- Opening Delimiter -
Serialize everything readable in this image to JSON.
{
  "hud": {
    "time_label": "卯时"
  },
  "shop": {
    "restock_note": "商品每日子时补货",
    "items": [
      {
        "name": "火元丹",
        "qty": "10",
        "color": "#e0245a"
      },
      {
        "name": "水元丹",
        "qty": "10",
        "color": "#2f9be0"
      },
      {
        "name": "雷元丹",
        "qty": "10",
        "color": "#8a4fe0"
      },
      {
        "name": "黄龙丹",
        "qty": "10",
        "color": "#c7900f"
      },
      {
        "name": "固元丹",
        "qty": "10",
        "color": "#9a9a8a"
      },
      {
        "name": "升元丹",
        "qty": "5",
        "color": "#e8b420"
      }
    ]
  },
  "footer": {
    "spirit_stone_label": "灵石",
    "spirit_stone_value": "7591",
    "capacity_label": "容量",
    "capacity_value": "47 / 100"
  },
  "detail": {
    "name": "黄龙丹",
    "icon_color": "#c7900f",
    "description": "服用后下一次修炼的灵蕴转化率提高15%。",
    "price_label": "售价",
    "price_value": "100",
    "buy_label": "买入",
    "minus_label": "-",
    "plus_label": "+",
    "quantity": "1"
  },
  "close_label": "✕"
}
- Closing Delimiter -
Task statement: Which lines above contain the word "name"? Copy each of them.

Finished exercise:
        "name": "火元丹",
        "name": "水元丹",
        "name": "雷元丹",
        "name": "黄龙丹",
        "name": "固元丹",
        "name": "升元丹",
    "name": "黄龙丹",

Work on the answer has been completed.